[Available records]

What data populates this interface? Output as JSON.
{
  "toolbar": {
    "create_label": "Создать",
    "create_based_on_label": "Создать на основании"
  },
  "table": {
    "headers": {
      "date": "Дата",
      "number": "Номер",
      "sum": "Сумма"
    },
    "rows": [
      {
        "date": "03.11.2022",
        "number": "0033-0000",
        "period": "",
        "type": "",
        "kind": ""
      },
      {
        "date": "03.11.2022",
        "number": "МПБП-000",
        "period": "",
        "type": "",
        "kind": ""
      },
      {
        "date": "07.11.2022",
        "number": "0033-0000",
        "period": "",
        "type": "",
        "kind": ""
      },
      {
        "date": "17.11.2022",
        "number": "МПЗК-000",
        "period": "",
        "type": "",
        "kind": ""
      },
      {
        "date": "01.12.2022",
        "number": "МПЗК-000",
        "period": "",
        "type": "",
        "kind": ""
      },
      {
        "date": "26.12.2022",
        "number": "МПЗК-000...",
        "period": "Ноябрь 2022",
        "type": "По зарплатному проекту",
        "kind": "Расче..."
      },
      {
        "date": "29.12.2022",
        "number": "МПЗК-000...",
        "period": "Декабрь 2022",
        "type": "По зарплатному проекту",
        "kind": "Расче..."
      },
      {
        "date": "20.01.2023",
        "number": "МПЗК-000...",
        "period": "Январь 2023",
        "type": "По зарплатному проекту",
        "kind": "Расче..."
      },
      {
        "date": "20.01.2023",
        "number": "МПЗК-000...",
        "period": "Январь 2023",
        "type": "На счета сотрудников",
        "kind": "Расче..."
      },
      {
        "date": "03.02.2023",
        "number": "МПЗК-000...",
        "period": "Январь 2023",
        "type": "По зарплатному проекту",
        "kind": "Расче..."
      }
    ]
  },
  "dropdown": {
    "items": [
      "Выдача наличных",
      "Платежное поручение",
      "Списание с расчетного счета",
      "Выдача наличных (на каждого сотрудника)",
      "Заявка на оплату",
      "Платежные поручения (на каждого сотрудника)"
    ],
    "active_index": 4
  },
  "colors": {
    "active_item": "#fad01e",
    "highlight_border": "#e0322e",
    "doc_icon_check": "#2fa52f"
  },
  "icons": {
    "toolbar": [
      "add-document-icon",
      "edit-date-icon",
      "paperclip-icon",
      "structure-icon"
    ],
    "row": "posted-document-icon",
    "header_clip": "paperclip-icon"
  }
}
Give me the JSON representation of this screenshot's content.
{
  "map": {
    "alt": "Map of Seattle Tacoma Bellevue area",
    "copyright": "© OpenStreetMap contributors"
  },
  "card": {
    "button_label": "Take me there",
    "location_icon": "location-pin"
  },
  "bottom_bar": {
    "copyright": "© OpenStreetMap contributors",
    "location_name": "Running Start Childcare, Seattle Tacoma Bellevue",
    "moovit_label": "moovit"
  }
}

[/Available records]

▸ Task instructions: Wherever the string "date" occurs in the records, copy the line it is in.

▸ Exercise output:
      "date": "Дата",
        "date": "03.11.2022",
        "date": "03.11.2022",
        "date": "07.11.2022",
        "date": "17.11.2022",
        "date": "01.12.2022",
        "date": "26.12.2022",
        "date": "29.12.2022",
        "date": "20.01.2023",
        "date": "20.01.2023",
        "date": "03.02.2023",
      "edit-date-icon",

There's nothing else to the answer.